Memers has since taken to Instagram and occasionally TikTok. The methods also varied. Satire has given way to some extent to absurdism and given birth to more specialized styles.

Marketing has captured Lynternait’s sarcastic sense of humor. New guys get around this by making jokes that can’t be used for commercial purposes.

Thierry Hardy Lachance, Mimi

There is what we call it Spread shit, which is a popular discipline at the moment. “It’s very humorous, very silly, carefree.” For Luis, creator of the Québécois Normal Instagram page, Spread shit Equivalent to “playing with sarcasm”. “It’s a more fun way to write and communicate, while still being a bit silly.”

The photo is taken from the Instagram account @QUEBECOIS_NORMAL

“More niche content, more committed creators will do that Disable [perturber] More standard meme culture, e.g [le compte] Damn Jerry. “They are responding to this culture that they do not identify with, and at the same time, they are creating something that is also critical of the society around them,” explains Dani Rudnicka-Lavoie.

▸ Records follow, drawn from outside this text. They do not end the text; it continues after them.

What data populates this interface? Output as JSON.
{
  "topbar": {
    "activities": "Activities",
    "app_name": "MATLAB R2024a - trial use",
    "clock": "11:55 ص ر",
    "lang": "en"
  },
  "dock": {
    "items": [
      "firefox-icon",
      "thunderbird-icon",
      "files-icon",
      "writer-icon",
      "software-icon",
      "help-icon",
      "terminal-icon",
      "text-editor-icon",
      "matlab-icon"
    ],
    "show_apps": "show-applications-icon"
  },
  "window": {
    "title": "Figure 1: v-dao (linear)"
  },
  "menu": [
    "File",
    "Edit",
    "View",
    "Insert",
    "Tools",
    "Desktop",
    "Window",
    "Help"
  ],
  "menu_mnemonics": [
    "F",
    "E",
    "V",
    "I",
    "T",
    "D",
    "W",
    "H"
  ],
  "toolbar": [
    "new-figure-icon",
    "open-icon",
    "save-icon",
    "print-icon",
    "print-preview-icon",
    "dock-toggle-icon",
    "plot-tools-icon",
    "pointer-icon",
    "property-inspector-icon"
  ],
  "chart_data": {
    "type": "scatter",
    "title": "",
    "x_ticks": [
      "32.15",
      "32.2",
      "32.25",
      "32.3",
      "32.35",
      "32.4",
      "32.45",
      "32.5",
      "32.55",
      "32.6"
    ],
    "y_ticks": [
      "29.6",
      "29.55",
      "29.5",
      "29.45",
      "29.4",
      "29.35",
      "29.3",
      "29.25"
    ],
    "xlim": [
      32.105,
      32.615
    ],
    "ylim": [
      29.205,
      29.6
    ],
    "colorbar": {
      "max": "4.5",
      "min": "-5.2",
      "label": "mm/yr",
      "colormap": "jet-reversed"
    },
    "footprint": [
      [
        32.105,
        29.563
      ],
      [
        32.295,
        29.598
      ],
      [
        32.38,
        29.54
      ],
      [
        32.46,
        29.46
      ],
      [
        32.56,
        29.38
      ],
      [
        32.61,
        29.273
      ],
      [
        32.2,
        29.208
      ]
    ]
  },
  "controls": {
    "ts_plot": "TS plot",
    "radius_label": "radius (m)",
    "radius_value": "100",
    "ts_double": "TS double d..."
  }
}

The FuckJerry Instagram account has 17 million followers, making it a major business tool. Many other very popular accounts have become mini media empires generating large sums of money. No meme creators in Quebec make a living from this work, but some have managed to get some contracts.

“We form partnerships with companies that want us to promote their brand. Most of the time it goes very well and people accept it because they feel like it’s not too forced,” says Fruiter’s Vincent Hood, who spends about 30 minutes a day creating memes.

“I’ve done collaborations with Robin des bas, Poches & Fils and Pizza Salvatore. It’s fun, but it’s not a big enough income to make a living from it. I’m not an influencer,” adds Fabrice Poirier.